• [RECORDS TO PROCESS]

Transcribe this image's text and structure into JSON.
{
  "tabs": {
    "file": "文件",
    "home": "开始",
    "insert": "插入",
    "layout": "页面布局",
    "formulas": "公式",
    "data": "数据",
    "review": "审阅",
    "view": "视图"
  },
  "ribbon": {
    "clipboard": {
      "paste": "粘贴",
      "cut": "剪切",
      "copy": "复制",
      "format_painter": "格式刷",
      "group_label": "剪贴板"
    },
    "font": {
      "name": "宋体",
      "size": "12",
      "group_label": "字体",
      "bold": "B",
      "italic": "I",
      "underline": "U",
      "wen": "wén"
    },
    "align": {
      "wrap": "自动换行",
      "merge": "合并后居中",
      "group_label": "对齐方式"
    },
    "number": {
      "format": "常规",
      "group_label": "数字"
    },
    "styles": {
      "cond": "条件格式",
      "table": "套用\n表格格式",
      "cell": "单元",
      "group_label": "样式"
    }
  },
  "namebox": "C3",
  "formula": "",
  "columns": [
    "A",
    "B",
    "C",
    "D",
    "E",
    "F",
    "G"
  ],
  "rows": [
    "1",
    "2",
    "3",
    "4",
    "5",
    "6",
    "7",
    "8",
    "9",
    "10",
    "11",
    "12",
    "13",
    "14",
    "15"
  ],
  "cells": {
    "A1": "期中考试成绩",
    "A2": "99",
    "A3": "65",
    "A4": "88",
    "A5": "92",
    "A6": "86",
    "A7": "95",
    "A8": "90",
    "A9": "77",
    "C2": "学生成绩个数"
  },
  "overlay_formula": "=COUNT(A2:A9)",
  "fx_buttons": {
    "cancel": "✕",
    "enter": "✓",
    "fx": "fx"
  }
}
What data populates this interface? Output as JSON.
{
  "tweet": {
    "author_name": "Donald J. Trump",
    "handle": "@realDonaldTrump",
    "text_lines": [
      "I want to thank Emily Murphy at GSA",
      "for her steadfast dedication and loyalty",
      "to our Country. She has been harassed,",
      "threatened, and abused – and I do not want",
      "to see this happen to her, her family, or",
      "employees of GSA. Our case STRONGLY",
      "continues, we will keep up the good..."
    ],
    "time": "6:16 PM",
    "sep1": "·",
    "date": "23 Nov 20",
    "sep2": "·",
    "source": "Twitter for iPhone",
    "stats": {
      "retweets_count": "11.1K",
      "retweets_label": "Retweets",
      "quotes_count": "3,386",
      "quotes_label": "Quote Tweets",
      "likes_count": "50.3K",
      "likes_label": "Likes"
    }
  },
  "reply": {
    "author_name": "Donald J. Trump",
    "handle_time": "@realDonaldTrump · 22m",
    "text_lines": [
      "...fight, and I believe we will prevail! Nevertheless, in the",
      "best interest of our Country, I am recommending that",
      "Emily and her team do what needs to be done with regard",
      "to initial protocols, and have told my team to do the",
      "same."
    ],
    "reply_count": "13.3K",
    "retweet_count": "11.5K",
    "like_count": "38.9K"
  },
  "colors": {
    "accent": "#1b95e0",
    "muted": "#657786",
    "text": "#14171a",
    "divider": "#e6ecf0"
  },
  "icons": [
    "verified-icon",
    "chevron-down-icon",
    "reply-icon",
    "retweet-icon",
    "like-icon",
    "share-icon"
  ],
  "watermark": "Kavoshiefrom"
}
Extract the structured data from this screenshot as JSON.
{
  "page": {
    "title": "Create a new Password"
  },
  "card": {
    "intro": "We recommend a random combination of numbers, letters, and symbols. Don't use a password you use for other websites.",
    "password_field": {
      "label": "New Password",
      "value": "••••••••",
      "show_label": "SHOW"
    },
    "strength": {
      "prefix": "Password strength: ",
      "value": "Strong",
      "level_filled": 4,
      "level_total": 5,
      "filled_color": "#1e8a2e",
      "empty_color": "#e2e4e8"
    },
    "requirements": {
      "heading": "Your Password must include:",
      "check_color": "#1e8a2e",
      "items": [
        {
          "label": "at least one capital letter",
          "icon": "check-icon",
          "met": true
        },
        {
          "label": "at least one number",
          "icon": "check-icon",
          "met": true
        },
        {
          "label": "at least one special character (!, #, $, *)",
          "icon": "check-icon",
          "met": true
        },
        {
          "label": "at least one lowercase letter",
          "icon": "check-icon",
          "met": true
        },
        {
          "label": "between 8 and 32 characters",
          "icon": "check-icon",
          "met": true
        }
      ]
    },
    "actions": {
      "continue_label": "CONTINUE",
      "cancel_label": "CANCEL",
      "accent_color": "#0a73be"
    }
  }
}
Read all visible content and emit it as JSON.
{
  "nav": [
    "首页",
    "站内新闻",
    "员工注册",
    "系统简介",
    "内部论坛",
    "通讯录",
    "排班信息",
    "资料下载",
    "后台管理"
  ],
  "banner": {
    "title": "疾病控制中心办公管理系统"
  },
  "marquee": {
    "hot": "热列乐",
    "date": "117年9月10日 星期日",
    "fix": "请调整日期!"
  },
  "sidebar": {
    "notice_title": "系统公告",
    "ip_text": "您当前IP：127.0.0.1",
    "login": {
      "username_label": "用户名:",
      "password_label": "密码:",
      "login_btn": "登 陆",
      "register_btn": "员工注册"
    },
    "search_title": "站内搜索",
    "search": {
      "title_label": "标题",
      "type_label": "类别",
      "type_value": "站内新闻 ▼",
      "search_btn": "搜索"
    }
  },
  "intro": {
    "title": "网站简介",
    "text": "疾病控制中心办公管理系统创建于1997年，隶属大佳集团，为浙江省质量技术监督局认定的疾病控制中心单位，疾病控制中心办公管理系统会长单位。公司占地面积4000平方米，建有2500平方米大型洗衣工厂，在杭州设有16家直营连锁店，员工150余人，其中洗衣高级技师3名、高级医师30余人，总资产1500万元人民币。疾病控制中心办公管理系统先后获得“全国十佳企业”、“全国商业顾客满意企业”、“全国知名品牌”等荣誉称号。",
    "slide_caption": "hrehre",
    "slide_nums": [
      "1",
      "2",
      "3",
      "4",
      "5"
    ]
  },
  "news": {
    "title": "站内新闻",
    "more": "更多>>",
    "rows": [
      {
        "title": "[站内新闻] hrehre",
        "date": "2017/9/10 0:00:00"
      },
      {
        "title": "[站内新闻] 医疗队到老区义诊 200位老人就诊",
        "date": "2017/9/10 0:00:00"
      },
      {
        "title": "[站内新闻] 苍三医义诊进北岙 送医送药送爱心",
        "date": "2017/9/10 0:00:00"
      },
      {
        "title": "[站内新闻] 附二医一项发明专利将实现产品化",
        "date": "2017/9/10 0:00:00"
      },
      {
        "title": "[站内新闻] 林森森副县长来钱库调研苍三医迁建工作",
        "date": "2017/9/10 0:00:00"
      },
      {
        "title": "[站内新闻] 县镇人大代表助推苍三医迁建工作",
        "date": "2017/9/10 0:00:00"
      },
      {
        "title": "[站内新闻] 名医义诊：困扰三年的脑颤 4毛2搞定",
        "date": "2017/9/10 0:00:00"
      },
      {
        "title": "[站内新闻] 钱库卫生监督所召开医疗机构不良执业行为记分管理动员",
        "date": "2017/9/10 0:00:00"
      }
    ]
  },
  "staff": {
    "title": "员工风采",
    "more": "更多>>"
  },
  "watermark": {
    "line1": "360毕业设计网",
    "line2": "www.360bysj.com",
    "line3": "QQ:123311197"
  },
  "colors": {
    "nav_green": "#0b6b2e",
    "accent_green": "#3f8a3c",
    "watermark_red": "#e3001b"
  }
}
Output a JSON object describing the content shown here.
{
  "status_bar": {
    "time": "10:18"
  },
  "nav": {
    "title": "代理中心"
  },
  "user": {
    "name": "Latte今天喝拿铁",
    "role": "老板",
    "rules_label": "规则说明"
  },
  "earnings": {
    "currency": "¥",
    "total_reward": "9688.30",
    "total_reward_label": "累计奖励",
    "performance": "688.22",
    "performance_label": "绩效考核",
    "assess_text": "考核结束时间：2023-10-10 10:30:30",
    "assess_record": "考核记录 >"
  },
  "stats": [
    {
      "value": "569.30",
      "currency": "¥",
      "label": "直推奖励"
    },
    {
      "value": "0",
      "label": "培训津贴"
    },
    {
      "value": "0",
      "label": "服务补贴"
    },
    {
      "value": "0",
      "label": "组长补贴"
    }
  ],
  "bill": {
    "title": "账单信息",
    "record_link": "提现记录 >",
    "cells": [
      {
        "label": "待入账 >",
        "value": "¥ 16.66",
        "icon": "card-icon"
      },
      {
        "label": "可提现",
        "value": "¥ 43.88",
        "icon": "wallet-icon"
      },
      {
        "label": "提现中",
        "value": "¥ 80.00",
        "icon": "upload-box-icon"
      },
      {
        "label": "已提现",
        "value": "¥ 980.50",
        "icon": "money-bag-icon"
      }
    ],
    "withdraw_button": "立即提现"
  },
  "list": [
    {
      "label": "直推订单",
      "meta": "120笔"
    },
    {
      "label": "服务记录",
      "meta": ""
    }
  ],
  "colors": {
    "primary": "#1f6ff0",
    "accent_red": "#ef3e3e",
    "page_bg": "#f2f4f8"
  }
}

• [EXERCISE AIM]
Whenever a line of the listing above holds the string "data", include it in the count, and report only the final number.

• [EXPECTED ANSWER]
3